When Delta announced that it was hooking up with Virgin Blue for a joint venture between the US and Australia, I thought it was a smart move. It will allow them to rationalize capacity between the US and Australia while potentially creating a strong third competitor to United and Qantas. Now it appears it will have another impact as Virgin Blue has decided to sever its current codeshare with United.
I said on Cranky that I didn't think Virgin Blue would want to end the partnership:
I can't imagine Virgin Blue would cancel this deal, but I wonder how United will feel about it. They may very well need the traffic, so it's possible it could stay, but that would make for an odd arrangement.I was clearly wrong. My guess is that Delta put the pressure on this one, but it could also have been a strategic move. This does deprive United of some connecting traffic to feed its flights from Australia to the US, and it cuts off United's ability to offer its US customers connections beyond Sydney and Melbourne.
And United has a lot of coach seats to fill so this can't be good news for them. The airline uses its 747s on the route because those are the only ones that can carry a full payload on that haul. And the 747s have two strikes against them. One, they have a far inferior product in coach than any other airline on the route and two, they have a ton of coach seats to fill. There are 240 Economy Minus seats on the 747. The 777, for example, has only 197 combined Economy Plus/Minus seats, so that's a huge difference. And the 747s are the only airplane in the long haul fleet that still lacks personal screens in back.
With the big increase in capacity on this route, everyone is scrapping to fill seats.
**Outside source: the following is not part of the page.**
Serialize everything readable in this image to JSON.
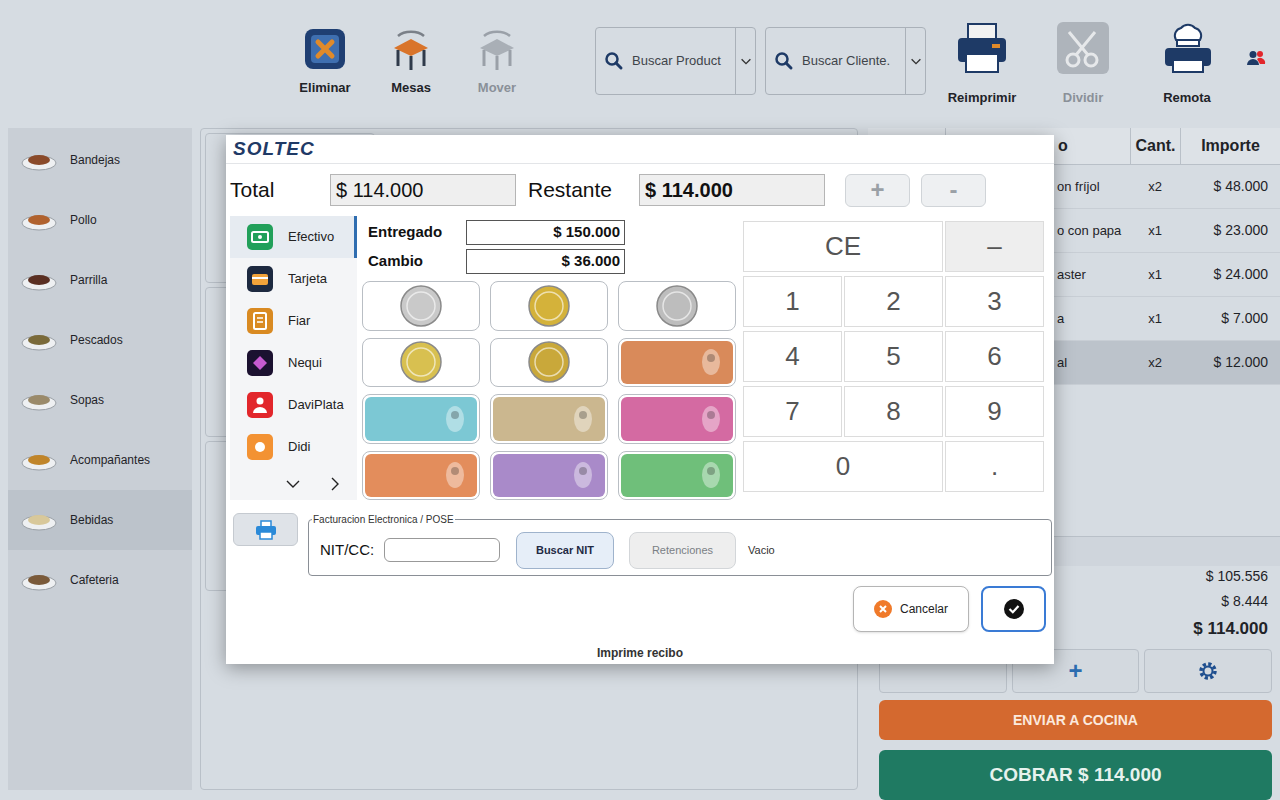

United can't compete on product in coach so it's going to have to rely on price. That's not good.